┌────────

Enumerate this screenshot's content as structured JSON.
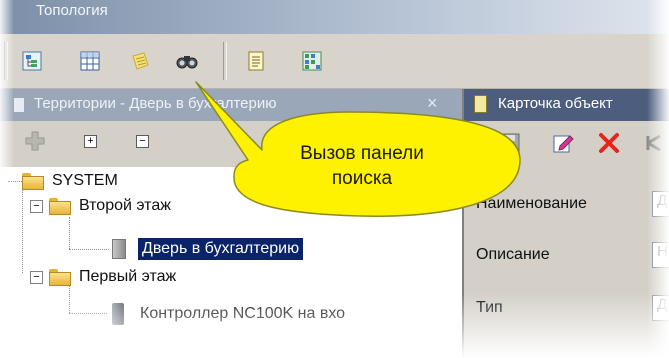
{
  "window": {
    "title": "Топология"
  },
  "toolbar": {
    "buttons": [
      {
        "icon": "tree-view-icon"
      },
      {
        "icon": "grid-icon"
      },
      {
        "icon": "notes-icon"
      },
      {
        "icon": "binoculars-icon"
      },
      {
        "icon": "document-icon"
      },
      {
        "icon": "map-icon"
      }
    ]
  },
  "left_panel": {
    "header": "Территории - Дверь в бухгалтерию",
    "close_glyph": "×",
    "expand_glyph": "+",
    "collapse_glyph": "−",
    "tree": [
      {
        "label": "SYSTEM",
        "expander": ""
      },
      {
        "label": "Второй этаж",
        "expander": "−"
      },
      {
        "label": "Дверь в бухгалтерию",
        "selected": true
      },
      {
        "label": "Первый этаж",
        "expander": "−"
      },
      {
        "label": "Контроллер NC100K на вхо"
      }
    ]
  },
  "right_panel": {
    "header": "Карточка объект",
    "fields": [
      {
        "label": "Наименование",
        "value": "Д"
      },
      {
        "label": "Описание",
        "value": "Н"
      },
      {
        "label": "Тип",
        "value": "Д"
      }
    ]
  },
  "callout": {
    "line1": "Вызов панели",
    "line2": "поиска"
  },
  "colors": {
    "selection": "#0a246a",
    "callout_fill": "#fff200",
    "panel_header_active": "#4c5d7d",
    "panel_header_inactive": "#99a7b8",
    "delete_red": "#e8231b"
  }
}
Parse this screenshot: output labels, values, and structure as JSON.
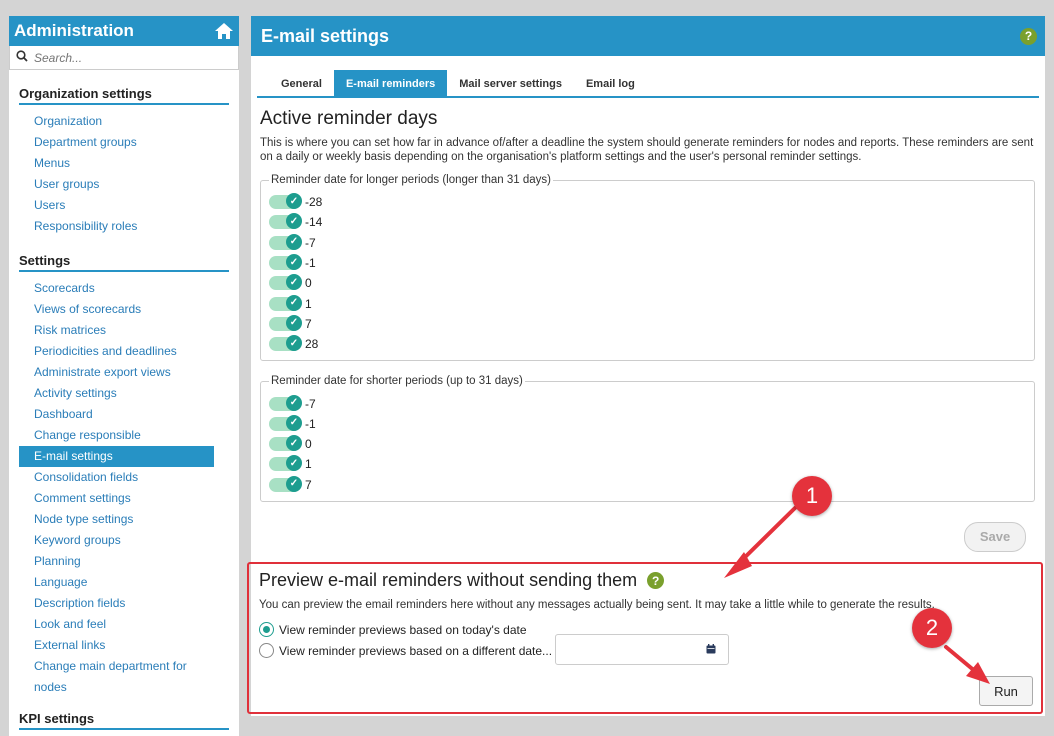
{
  "sidebar": {
    "title": "Administration",
    "search_placeholder": "Search...",
    "sections": [
      {
        "heading": "Organization settings",
        "items": [
          "Organization",
          "Department groups",
          "Menus",
          "User groups",
          "Users",
          "Responsibility roles"
        ]
      },
      {
        "heading": "Settings",
        "items": [
          "Scorecards",
          "Views of scorecards",
          "Risk matrices",
          "Periodicities and deadlines",
          "Administrate export views",
          "Activity settings",
          "Dashboard",
          "Change responsible",
          "E-mail settings",
          "Consolidation fields",
          "Comment settings",
          "Node type settings",
          "Keyword groups",
          "Planning",
          "Language",
          "Description fields",
          "Look and feel",
          "External links",
          "Change main department for",
          "nodes"
        ]
      },
      {
        "heading": "KPI settings",
        "items": []
      }
    ],
    "active_item": "E-mail settings"
  },
  "main": {
    "title": "E-mail settings",
    "help": "?",
    "tabs": [
      "General",
      "E-mail reminders",
      "Mail server settings",
      "Email log"
    ],
    "active_tab": "E-mail reminders",
    "active_heading": "Active reminder days",
    "active_description": "This is where you can set how far in advance of/after a deadline the system should generate reminders for nodes and reports. These reminders are sent on a daily or weekly basis depending on the organisation's platform settings and the user's personal reminder settings.",
    "longer": {
      "legend": "Reminder date for longer periods (longer than 31 days)",
      "days": [
        "-28",
        "-14",
        "-7",
        "-1",
        "0",
        "1",
        "7",
        "28"
      ]
    },
    "shorter": {
      "legend": "Reminder date for shorter periods (up to 31 days)",
      "days": [
        "-7",
        "-1",
        "0",
        "1",
        "7"
      ]
    },
    "save_label": "Save",
    "preview": {
      "heading": "Preview e-mail reminders without sending them",
      "description": "You can preview the email reminders here without any messages actually being sent. It may take a little while to generate the results.",
      "option_today": "View reminder previews based on today's date",
      "option_other": "View reminder previews based on a different date...",
      "date_value": "",
      "run_label": "Run"
    }
  },
  "markers": [
    "1",
    "2"
  ],
  "colors": {
    "accent": "#2693c6",
    "toggle_on": "#1d9d8f",
    "annotation": "#e4323c",
    "help": "#7aa02d"
  }
}
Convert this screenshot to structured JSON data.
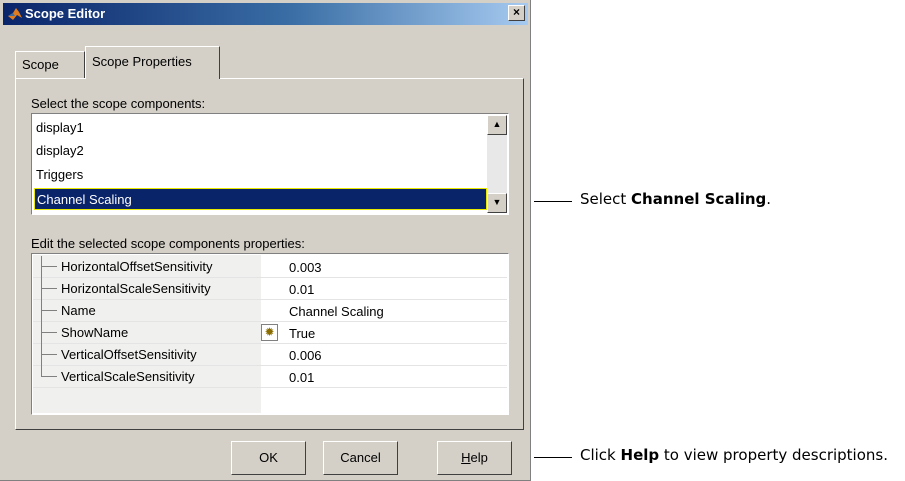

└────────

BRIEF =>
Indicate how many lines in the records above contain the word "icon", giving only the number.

ANSWER TO THIS EXERCISE =>
6